Working data below:

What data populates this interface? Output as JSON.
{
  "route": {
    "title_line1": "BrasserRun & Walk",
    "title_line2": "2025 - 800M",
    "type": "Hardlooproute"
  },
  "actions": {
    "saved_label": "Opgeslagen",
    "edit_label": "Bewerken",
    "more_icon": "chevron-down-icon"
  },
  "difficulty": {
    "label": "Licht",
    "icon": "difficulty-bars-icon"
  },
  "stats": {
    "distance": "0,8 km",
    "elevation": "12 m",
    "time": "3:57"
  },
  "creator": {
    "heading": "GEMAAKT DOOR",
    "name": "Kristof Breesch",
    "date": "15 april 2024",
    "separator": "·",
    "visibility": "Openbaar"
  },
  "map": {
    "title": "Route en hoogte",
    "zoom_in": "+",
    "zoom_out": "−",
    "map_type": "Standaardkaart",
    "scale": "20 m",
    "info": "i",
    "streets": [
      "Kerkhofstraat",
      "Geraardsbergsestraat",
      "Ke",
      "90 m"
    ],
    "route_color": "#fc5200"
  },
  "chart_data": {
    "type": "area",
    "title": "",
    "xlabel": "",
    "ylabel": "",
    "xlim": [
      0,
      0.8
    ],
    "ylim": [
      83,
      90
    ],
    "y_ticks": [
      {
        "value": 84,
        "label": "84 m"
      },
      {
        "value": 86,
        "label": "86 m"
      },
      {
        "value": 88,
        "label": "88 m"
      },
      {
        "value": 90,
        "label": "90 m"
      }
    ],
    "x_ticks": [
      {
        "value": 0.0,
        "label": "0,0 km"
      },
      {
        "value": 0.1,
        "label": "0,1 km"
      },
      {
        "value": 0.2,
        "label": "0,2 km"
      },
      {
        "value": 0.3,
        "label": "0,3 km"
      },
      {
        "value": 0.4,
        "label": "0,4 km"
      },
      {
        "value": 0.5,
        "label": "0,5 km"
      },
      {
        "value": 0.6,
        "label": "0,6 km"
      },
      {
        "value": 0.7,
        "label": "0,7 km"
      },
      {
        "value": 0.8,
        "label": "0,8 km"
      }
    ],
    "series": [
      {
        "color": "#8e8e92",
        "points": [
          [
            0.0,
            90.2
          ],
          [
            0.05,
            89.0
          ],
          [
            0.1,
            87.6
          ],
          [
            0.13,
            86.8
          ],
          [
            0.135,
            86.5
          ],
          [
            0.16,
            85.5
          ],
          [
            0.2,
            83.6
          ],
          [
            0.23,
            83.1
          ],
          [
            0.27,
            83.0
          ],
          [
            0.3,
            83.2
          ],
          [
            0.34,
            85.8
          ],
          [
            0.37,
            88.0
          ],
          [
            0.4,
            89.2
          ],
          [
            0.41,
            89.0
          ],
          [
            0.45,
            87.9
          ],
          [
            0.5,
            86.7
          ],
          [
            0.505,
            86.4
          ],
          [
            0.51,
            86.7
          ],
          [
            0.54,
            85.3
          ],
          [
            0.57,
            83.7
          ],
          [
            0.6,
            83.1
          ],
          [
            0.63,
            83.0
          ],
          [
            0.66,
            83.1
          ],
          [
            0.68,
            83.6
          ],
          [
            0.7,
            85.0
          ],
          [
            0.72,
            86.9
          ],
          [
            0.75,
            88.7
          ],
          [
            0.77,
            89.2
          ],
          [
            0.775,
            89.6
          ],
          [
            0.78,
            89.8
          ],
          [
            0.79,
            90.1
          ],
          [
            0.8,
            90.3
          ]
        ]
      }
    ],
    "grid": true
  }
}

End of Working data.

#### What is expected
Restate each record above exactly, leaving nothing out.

#### Output below
What data populates this interface? Output as JSON.
{
  "route": {
    "title_line1": "BrasserRun & Walk",
    "title_line2": "2025 - 800M",
    "type": "Hardlooproute"
  },
  "actions": {
    "saved_label": "Opgeslagen",
    "edit_label": "Bewerken",
    "more_icon": "chevron-down-icon"
  },
  "difficulty": {
    "label": "Licht",
    "icon": "difficulty-bars-icon"
  },
  "stats": {
    "distance": "0,8 km",
    "elevation": "12 m",
    "time": "3:57"
  },
  "creator": {
    "heading": "GEMAAKT DOOR",
    "name": "Kristof Breesch",
    "date": "15 april 2024",
    "separator": "·",
    "visibility": "Openbaar"
  },
  "map": {
    "title": "Route en hoogte",
    "zoom_in": "+",
    "zoom_out": "−",
    "map_type": "Standaardkaart",
    "scale": "20 m",
    "info": "i",
    "streets": [
      "Kerkhofstraat",
      "Geraardsbergsestraat",
      "Ke",
      "90 m"
    ],
    "route_color": "#fc5200"
  },
  "chart_data": {
    "type": "area",
    "title": "",
    "xlabel": "",
    "ylabel": "",
    "xlim": [
      0,
      0.8
    ],
    "ylim": [
      83,
      90
    ],
    "y_ticks": [
      {
        "value": 84,
        "label": "84 m"
      },
      {
        "value": 86,
        "label": "86 m"
      },
      {
        "value": 88,
        "label": "88 m"
      },
      {
        "value": 90,
        "label": "90 m"
      }
    ],
    "x_ticks": [
      {
        "value": 0.0,
        "label": "0,0 km"
      },
      {
        "value": 0.1,
        "label": "0,1 km"
      },
      {
        "value": 0.2,
        "label": "0,2 km"
      },
      {
        "value": 0.3,
        "label": "0,3 km"
      },
      {
        "value": 0.4,
        "label": "0,4 km"
      },
      {
        "value": 0.5,
        "label": "0,5 km"
      },
      {
        "value": 0.6,
        "label": "0,6 km"
      },
      {
        "value": 0.7,
        "label": "0,7 km"
      },
      {
        "value": 0.8,
        "label": "0,8 km"
      }
    ],
    "series": [
      {
        "color": "#8e8e92",
        "points": [
          [
            0.0,
            90.2
          ],
          [
            0.05,
            89.0
          ],
          [
            0.1,
            87.6
          ],
          [
            0.13,
            86.8
          ],
          [
            0.135,
            86.5
          ],
          [
            0.16,
            85.5
          ],
          [
            0.2,
            83.6
          ],
          [
            0.23,
            83.1
          ],
          [
            0.27,
            83.0
          ],
          [
            0.3,
            83.2
          ],
          [
            0.34,
            85.8
          ],
          [
            0.37,
            88.0
          ],
          [
            0.4,
            89.2
          ],
          [
            0.41,
            89.0
          ],
          [
            0.45,
            87.9
          ],
          [
            0.5,
            86.7
          ],
          [
            0.505,
            86.4
          ],
          [
            0.51,
            86.7
          ],
          [
            0.54,
            85.3
          ],
          [
            0.57,
            83.7
          ],
          [
            0.6,
            83.1
          ],
          [
            0.63,
            83.0
          ],
          [
            0.66,
            83.1
          ],
          [
            0.68,
            83.6
          ],
          [
            0.7,
            85.0
          ],
          [
            0.72,
            86.9
          ],
          [
            0.75,
            88.7
          ],
          [
            0.77,
            89.2
          ],
          [
            0.775,
            89.6
          ],
          [
            0.78,
            89.8
          ],
          [
            0.79,
            90.1
          ],
          [
            0.8,
            90.3
          ]
        ]
      }
    ],
    "grid": true
  }
}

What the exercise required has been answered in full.